“Suncor applied due diligence oversight to ensure the integrity of the Subsea7 bid process for (hyperbaric) services and is satisfied that it was not only a fair competitive bid process, but that the most competitive bid was selected,” stated Suncor spokesman John Downton.
“The regulator, CNLOPB, was advised of the process and outcome and it raised no objections,” he added.
He said Subsea7’s dive support vessels, with hyperbaric units, are “globally-based and are internationally mobile,” speaking to the challenge on cost.
Penalized for complaint
Yet Hynes said he believes his company is being penalized for making a complaint to the CNLOPB in 2013, on an issue also relating to fair contracting.
As of mid-September 2013, the board found the process used in contracting for hyperbaric facilities in that case was “not entirely consistent with the full and fair opportunity provisions of the legislation,” according to a letter sent from the board to Hynes.
Minister knows about dispute
Meanwhile, Minister of Natural Resources Derrick Dalley is aware of the contracting dispute.
“Officials from the Department of Natural Resources have been in contact with the CNLOPB and Suncor, and are continuing their review of the complaint made by Sea-Force Hyperbaric,” a spokeswoman for the province said via email.
“The requirement for full and fair opportunity for local companies is a significant commitment in the Atlantic Accord, and we expect all operators to meet this condition. More importantly, the safety of people engaged in our offshore petroleum industry is our highest priority.”

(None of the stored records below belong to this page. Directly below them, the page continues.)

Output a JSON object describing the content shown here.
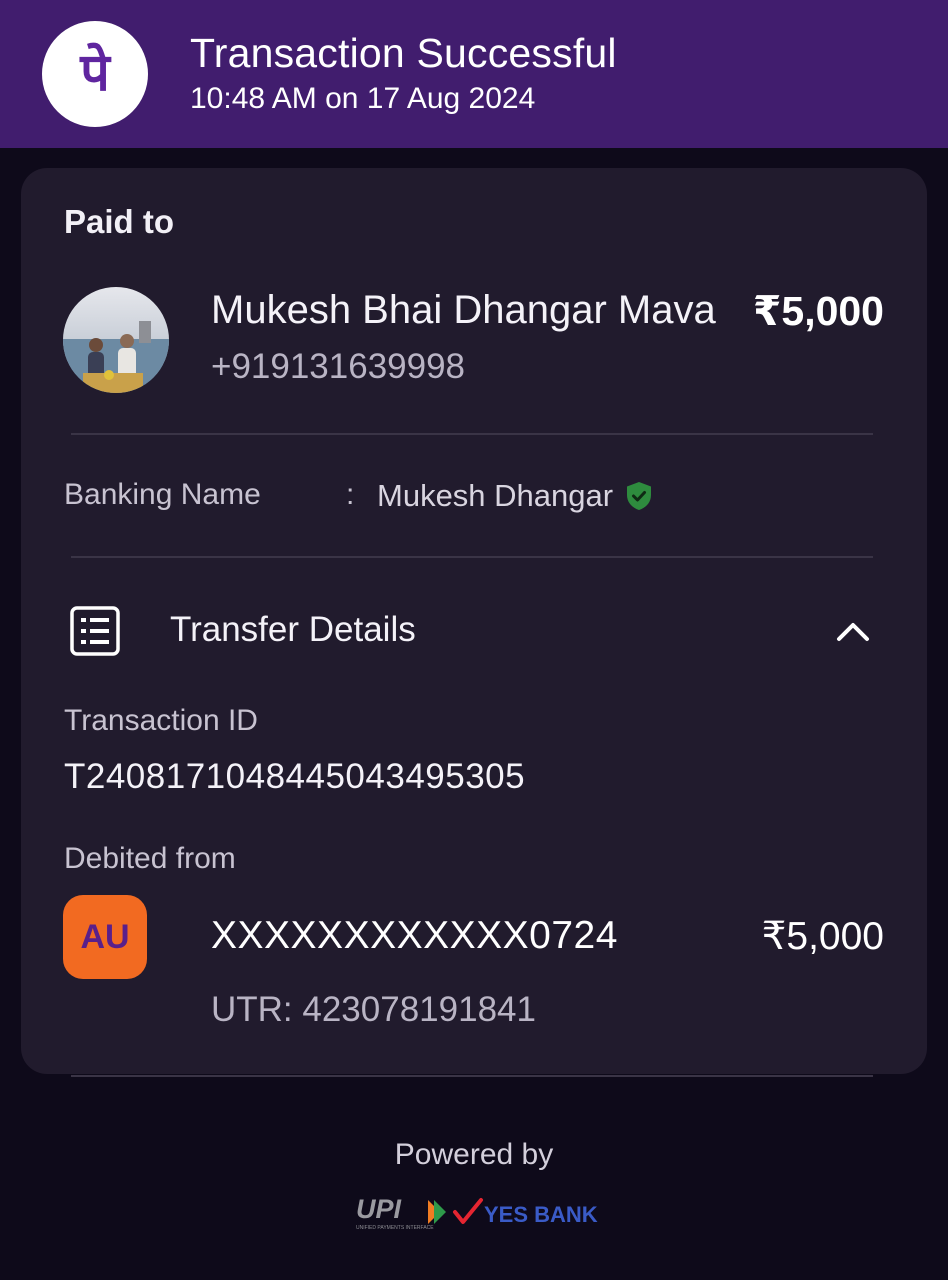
{
  "header": {
    "title": "Transaction Successful",
    "time": "10:48 AM on 17 Aug 2024",
    "logo_glyph": "पे",
    "logo_icon": "phonepe-logo-icon",
    "background": "#411d6e"
  },
  "payee": {
    "section_label": "Paid to",
    "name": "Mukesh Bhai Dhangar Mava",
    "amount": "₹5,000",
    "phone": "+919131639998"
  },
  "banking_name": {
    "label": "Banking Name",
    "separator": ":",
    "value": "Mukesh Dhangar",
    "verified_icon": "shield-check-icon",
    "verified_color": "#2e8b3e"
  },
  "transfer_details": {
    "title": "Transfer Details",
    "icon": "receipt-list-icon",
    "toggle_icon": "chevron-up-icon",
    "transaction_id_label": "Transaction ID",
    "transaction_id": "T2408171048445043495305",
    "debited_from_label": "Debited from",
    "bank_logo_text": "AU",
    "bank_logo_color": "#f26a21",
    "account": "XXXXXXXXXXXX0724",
    "amount": "₹5,000",
    "utr": "UTR: 423078191841"
  },
  "footer": {
    "powered_by": "Powered by",
    "upi_logo_text": "UPI",
    "upi_tagline": "UNIFIED PAYMENTS INTERFACE",
    "bank_partner": "YES BANK"
  }
}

Hynes said Sea-Force continues to seek other offshore support contracts for now, but he is also looking at relocating the company’s hyperbaric facility. If not feasible, with little buy-in by the operators active offshore Newfoundland and Labrador, his novelty “For Sale” sign will become fact.